═════ Source data ═════
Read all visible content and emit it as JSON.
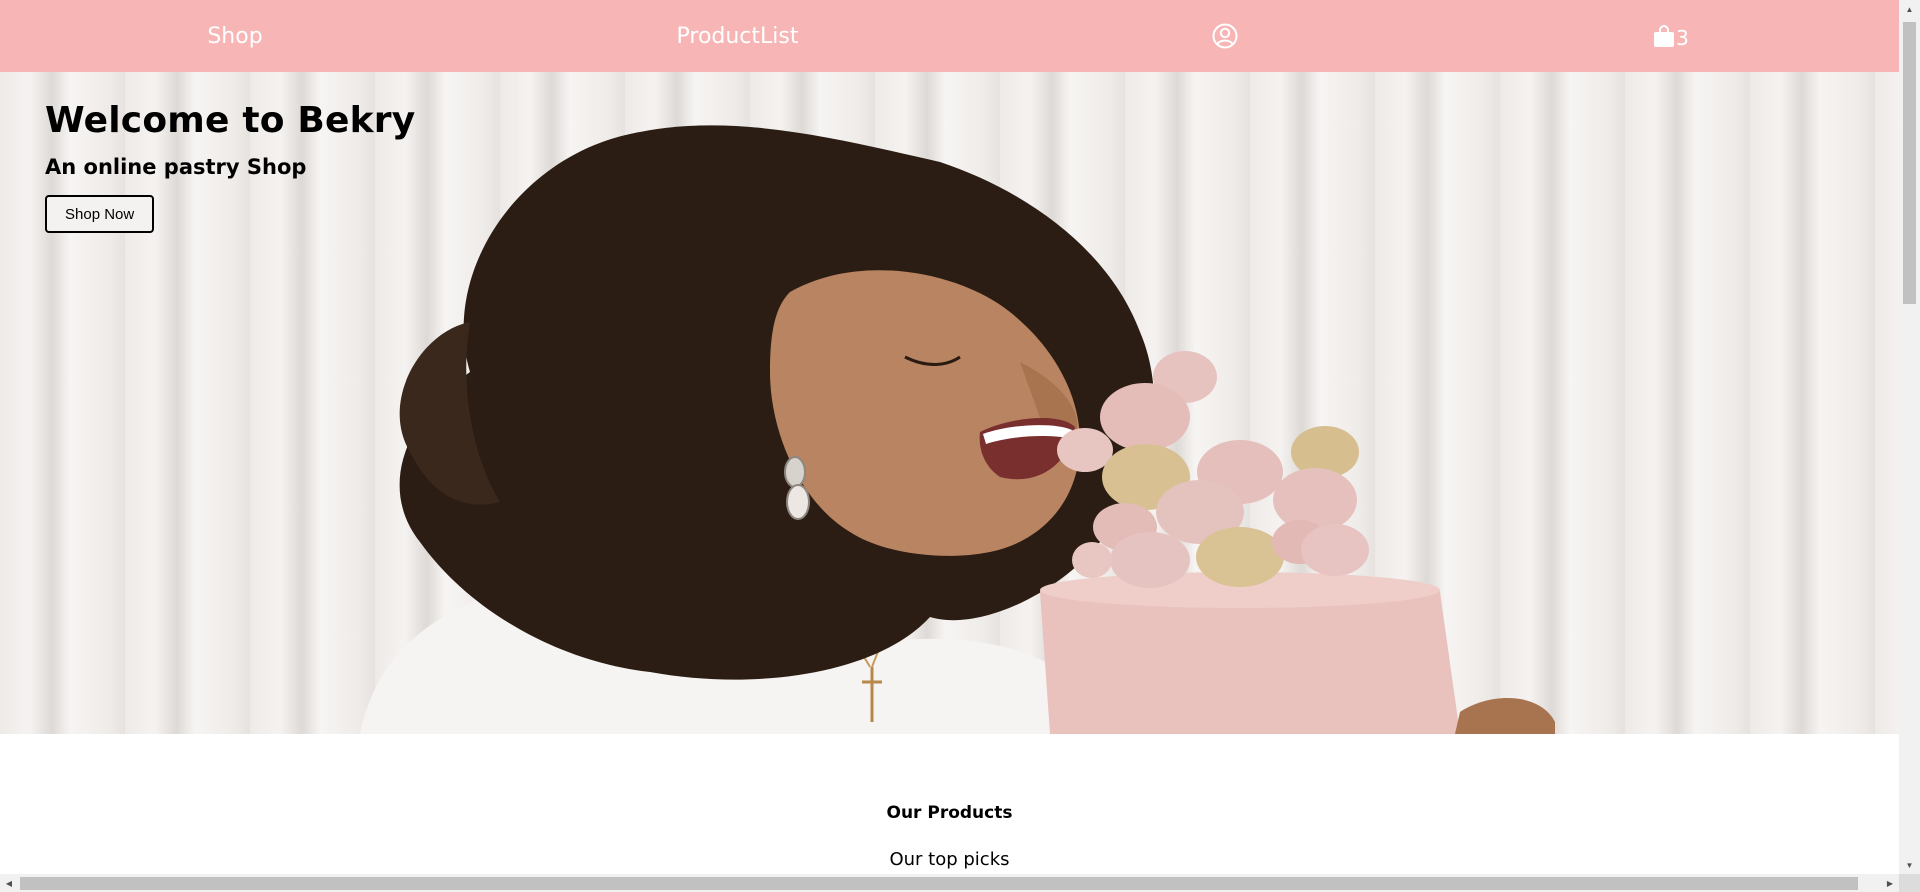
{
  "nav": {
    "shop_label": "Shop",
    "productlist_label": "ProductList",
    "user_icon": "user-circle-icon",
    "cart_icon": "shopping-bag-icon",
    "cart_count": "3"
  },
  "hero": {
    "title": "Welcome to Bekry",
    "subtitle": "An online pastry Shop",
    "button_label": "Shop Now"
  },
  "products": {
    "heading": "Our Products",
    "subheading": "Our top picks"
  },
  "colors": {
    "navbar": "#f7b5b5",
    "nav_text": "#ffffff",
    "cake": "#e9c2bd"
  }
}
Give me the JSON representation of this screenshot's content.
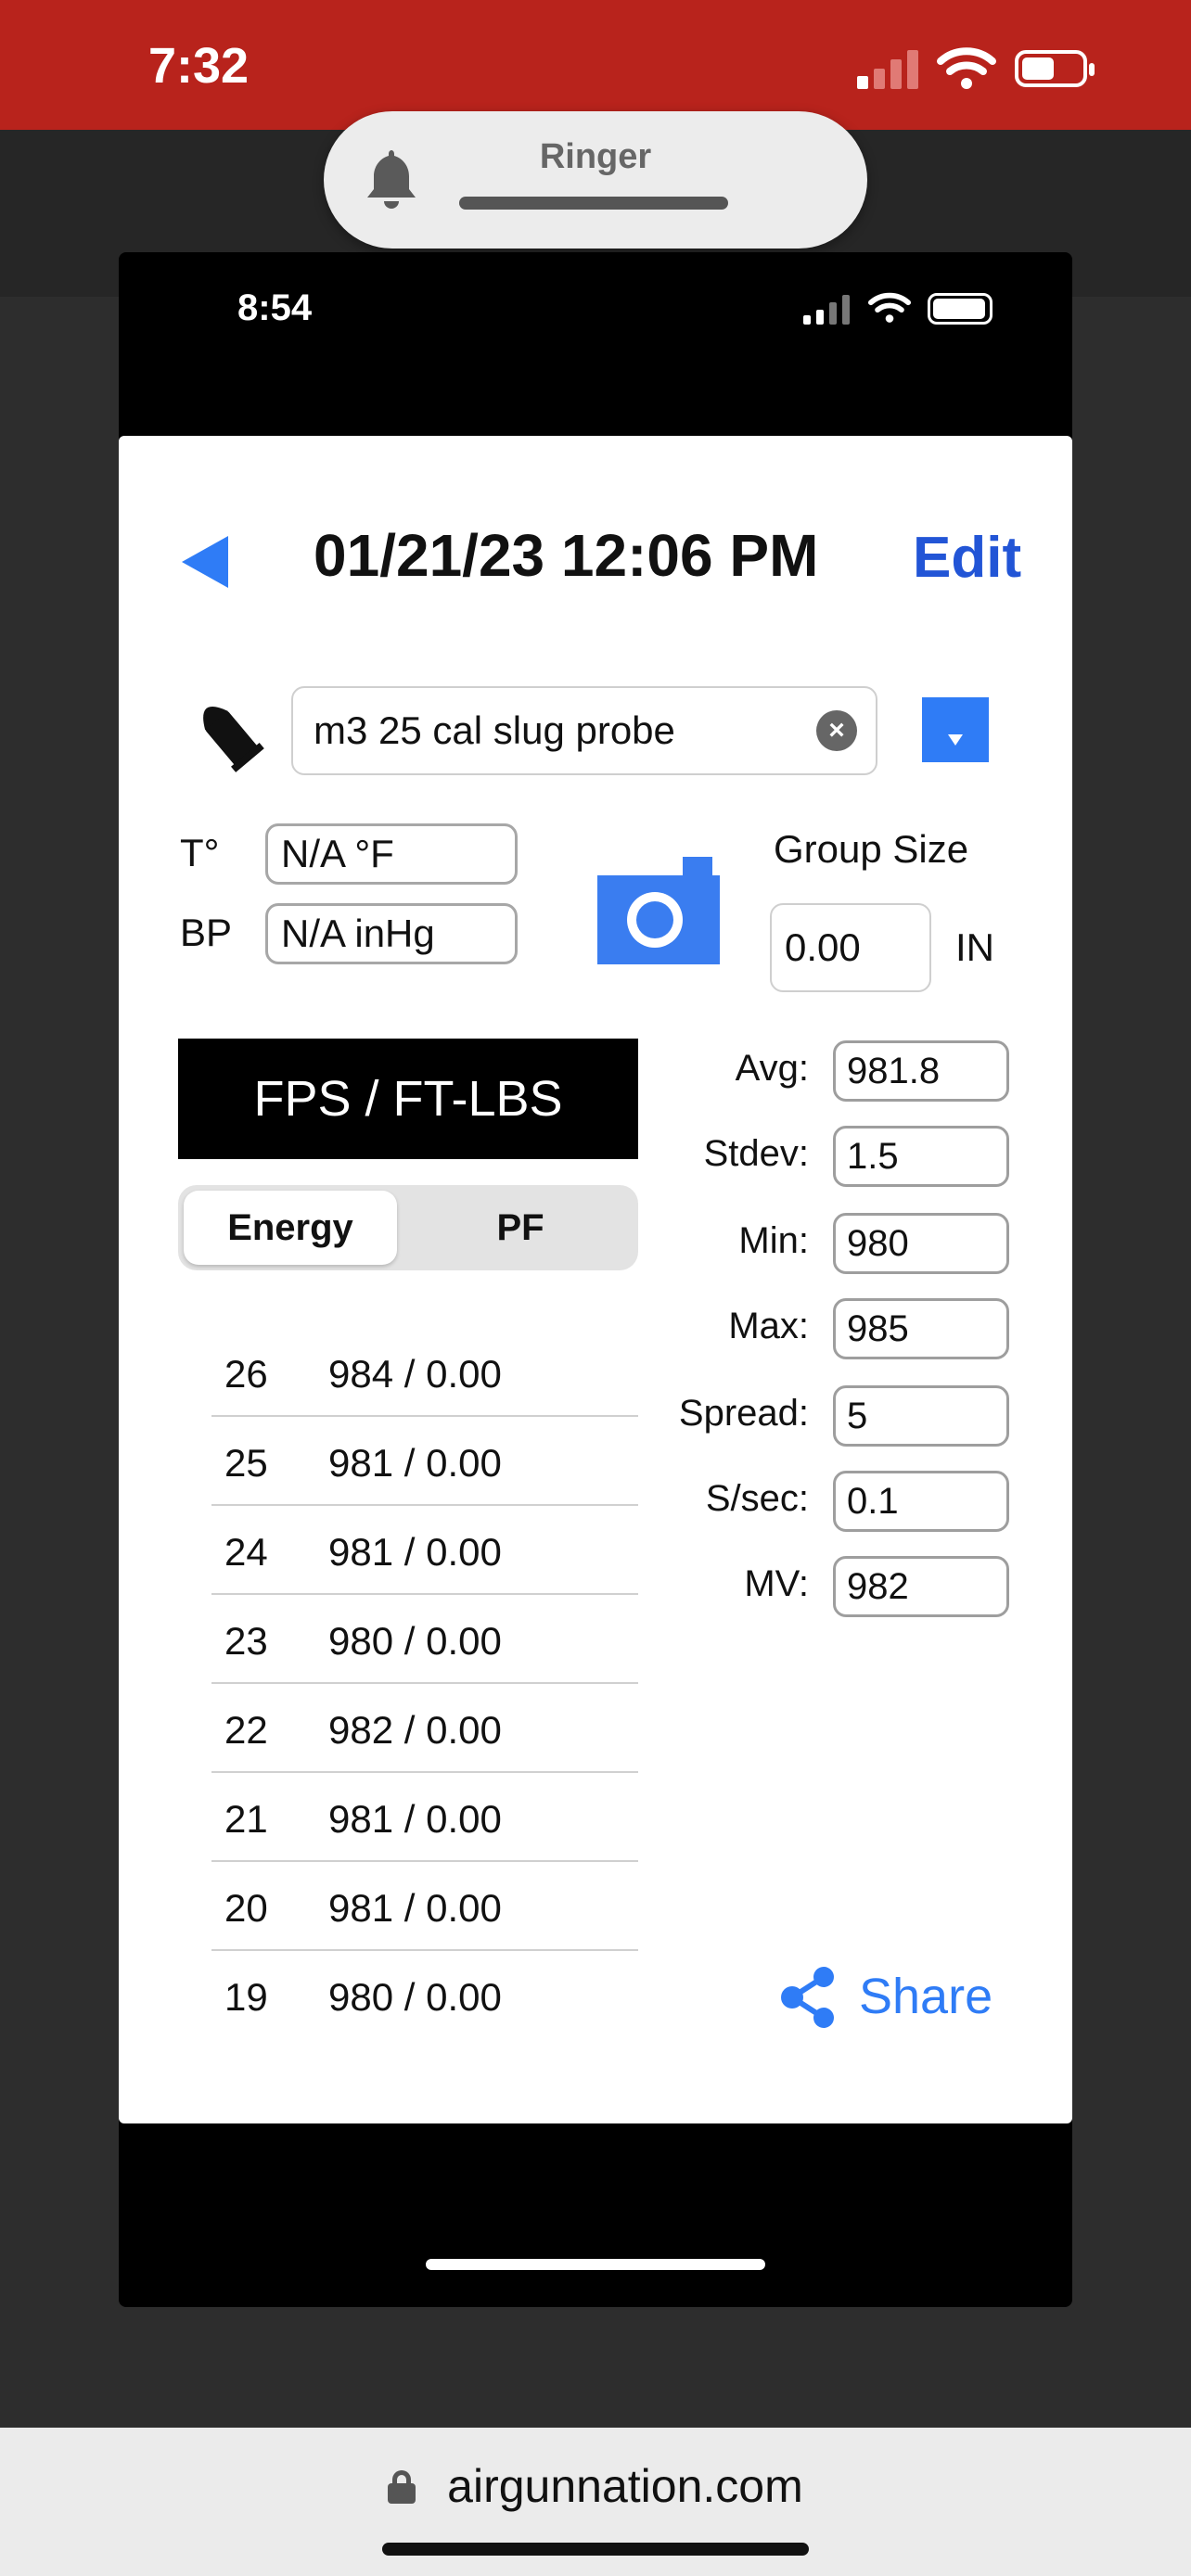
{
  "outer_status": {
    "time": "7:32"
  },
  "ringer": {
    "label": "Ringer"
  },
  "inner_status": {
    "time": "8:54"
  },
  "header": {
    "date_time": "01/21/23 12:06 PM",
    "edit_label": "Edit"
  },
  "ammo": {
    "value": "m3 25 cal slug probe"
  },
  "conditions": {
    "temp_label": "T°",
    "temp_value": "N/A °F",
    "bp_label": "BP",
    "bp_value": "N/A inHg"
  },
  "group": {
    "label": "Group Size",
    "value": "0.00",
    "unit": "IN"
  },
  "mode_header": "FPS / FT-LBS",
  "segment": {
    "options": [
      "Energy",
      "PF"
    ],
    "selected": "Energy"
  },
  "shots": [
    {
      "num": "26",
      "value": "984 / 0.00"
    },
    {
      "num": "25",
      "value": "981 / 0.00"
    },
    {
      "num": "24",
      "value": "981 / 0.00"
    },
    {
      "num": "23",
      "value": "980 / 0.00"
    },
    {
      "num": "22",
      "value": "982 / 0.00"
    },
    {
      "num": "21",
      "value": "981 / 0.00"
    },
    {
      "num": "20",
      "value": "981 / 0.00"
    },
    {
      "num": "19",
      "value": "980 / 0.00"
    }
  ],
  "stats": [
    {
      "label": "Avg:",
      "value": "981.8"
    },
    {
      "label": "Stdev:",
      "value": "1.5"
    },
    {
      "label": "Min:",
      "value": "980"
    },
    {
      "label": "Max:",
      "value": "985"
    },
    {
      "label": "Spread:",
      "value": "5"
    },
    {
      "label": "S/sec:",
      "value": "0.1"
    },
    {
      "label": "MV:",
      "value": "982"
    }
  ],
  "share_label": "Share",
  "browser": {
    "url": "airgunnation.com"
  },
  "colors": {
    "outer_status_bg": "#b8231c",
    "accent_blue": "#2f7cf6",
    "edit_blue": "#2255d6",
    "camera_blue": "#3a7df0"
  },
  "icons": [
    "back-arrow-icon",
    "bullet-icon",
    "clear-icon",
    "dropdown-icon",
    "camera-icon",
    "share-icon",
    "bell-icon",
    "lock-icon",
    "wifi-icon",
    "battery-icon",
    "signal-icon"
  ]
}
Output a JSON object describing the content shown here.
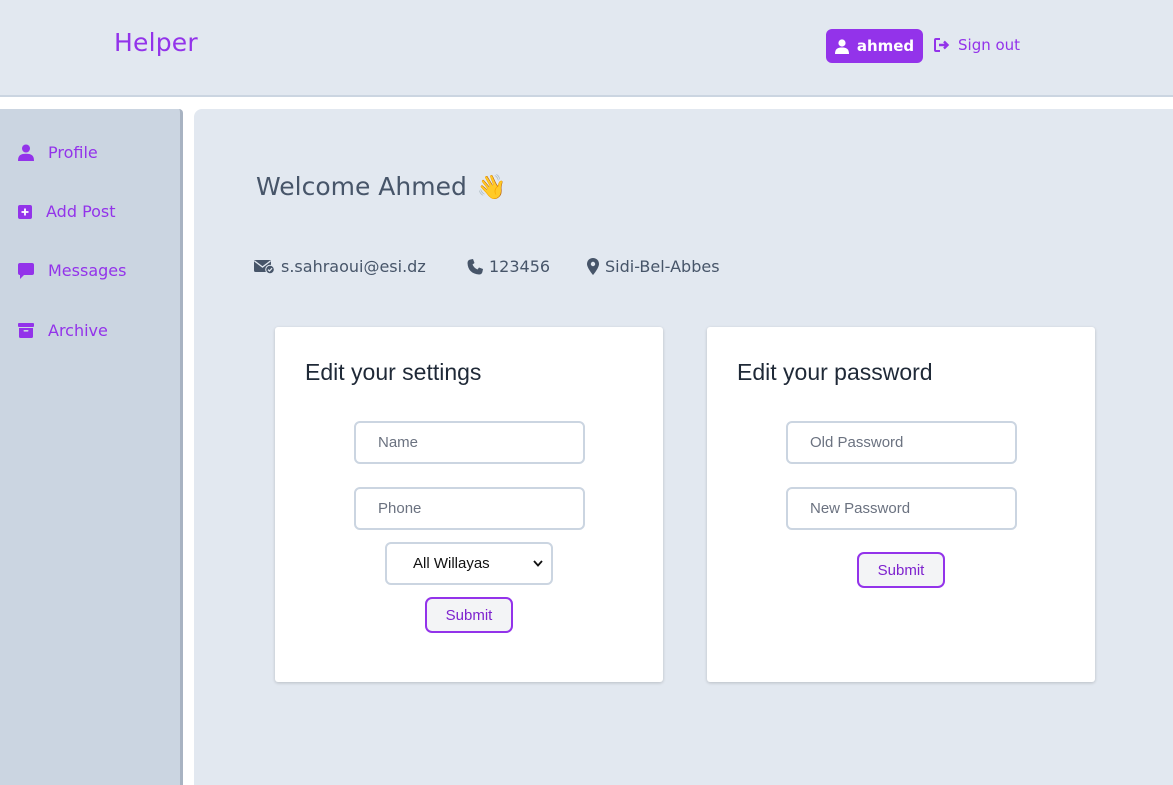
{
  "header": {
    "brand": "Helper",
    "user_label": "ahmed",
    "signout_label": "Sign out",
    "user_icon": "user-icon",
    "signout_icon": "sign-out-icon"
  },
  "sidebar": {
    "items": [
      {
        "label": "Profile",
        "icon": "user-icon"
      },
      {
        "label": "Add Post",
        "icon": "plus-square-icon"
      },
      {
        "label": "Messages",
        "icon": "message-icon"
      },
      {
        "label": "Archive",
        "icon": "archive-icon"
      }
    ]
  },
  "profile": {
    "welcome": "Welcome Ahmed",
    "wave_emoji": "👋",
    "email": "s.sahraoui@esi.dz",
    "phone": "123456",
    "location": "Sidi-Bel-Abbes"
  },
  "settings_card": {
    "title": "Edit your settings",
    "name_placeholder": "Name",
    "phone_placeholder": "Phone",
    "willaya_selected": "All Willayas",
    "submit_label": "Submit"
  },
  "password_card": {
    "title": "Edit your password",
    "old_placeholder": "Old Password",
    "new_placeholder": "New Password",
    "submit_label": "Submit"
  },
  "colors": {
    "accent": "#9333ea",
    "background": "#e2e8f0",
    "sidebar": "#cbd5e1",
    "text": "#475569"
  }
}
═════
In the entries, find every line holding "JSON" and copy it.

Read all visible content and emit it as JSON.
Give me the JSON representation of this screenshot's content.
Output a JSON object describing the content shown here.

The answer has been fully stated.